At least one team isn’t sure such measures will be sufficient. Saracens, an English club which plays in the Aviva Premiership (the top league of English rugby), recently decided to team up with concussion charity The Drake Foundation to help research concussions. Players will wear impact sensors on their bodies and provide blood samples in an effort to “measure the force and direction of impact to the head,” according to a Drake Foundation press release. It’s a three-year project, so results are unlikely to be available soon.
As Europe starts becoming more aware of the problem, it will be interesting to see what impact—if any—these worries could have on the international growth of the sport.

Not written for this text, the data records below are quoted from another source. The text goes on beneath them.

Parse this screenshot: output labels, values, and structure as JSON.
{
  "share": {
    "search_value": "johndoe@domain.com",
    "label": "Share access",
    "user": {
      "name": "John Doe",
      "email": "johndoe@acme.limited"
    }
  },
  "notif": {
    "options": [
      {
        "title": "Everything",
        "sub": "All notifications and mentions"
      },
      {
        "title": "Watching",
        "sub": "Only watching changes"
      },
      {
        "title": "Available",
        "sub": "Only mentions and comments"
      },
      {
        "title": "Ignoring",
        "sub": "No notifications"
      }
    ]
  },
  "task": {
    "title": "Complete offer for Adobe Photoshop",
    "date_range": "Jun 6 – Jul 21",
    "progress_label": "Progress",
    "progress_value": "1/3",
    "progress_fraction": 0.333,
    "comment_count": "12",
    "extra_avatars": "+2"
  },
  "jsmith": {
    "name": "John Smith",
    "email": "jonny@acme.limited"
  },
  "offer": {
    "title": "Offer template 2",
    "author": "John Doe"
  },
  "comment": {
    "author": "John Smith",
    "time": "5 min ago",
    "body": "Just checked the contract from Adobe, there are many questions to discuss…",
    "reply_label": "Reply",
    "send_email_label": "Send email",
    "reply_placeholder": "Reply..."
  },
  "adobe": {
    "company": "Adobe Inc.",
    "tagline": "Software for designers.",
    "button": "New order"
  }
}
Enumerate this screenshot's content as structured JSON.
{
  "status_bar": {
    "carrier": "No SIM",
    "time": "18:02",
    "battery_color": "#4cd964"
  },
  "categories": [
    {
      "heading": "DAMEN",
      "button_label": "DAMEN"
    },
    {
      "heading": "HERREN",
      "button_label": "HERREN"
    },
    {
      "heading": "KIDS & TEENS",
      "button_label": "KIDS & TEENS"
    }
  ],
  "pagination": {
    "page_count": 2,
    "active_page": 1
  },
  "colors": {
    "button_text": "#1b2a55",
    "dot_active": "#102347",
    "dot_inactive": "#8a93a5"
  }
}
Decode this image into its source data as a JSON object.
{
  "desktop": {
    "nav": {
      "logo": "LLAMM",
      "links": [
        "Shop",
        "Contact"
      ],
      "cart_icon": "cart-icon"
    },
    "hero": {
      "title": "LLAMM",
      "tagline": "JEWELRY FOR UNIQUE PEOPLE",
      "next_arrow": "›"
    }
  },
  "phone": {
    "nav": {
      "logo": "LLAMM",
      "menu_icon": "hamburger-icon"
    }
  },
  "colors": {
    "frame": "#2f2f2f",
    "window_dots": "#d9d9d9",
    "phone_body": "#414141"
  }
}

Already popular in the UK, Ireland, Australia, New Zealand, South Africa, France, Fiji and Argentina (amongst other countries), officials have set their sights on the United States’ market share. World Rugby, the game’s governing body, said that participation in the US rose from 5.5 million players in 2012 to 8 million players in 2014. And Forbes noted that there are now “more than 900 men’s and women’s US college rugby programs, all governed outside the NCAA.” Last year, America’s national men’s rugby team, the USA Eagles, even beat New Zealand in the Dubai Sevens tournament, an upset described by some sportscasters as “monumental.”
Could concerns over safety put a damper on rugby’s popularity in the same way they currently threaten to stop the growth of football? Only time will tell. There may in fact not be a totally safe way to play contact sports, especially not as improved training and nutrition create a new generation of bigger, faster athletes. In the short-term, rugby needs to start treating the risks seriously—and fast.
“Concussion used to be almost a badge of honor and a cause for humor,” Dr. Andrew Murray from the Royal College of Physicians and Surgeons of Glasgow, Scotland, told the Financial Times. “But people are recognizing that we only have one brain.”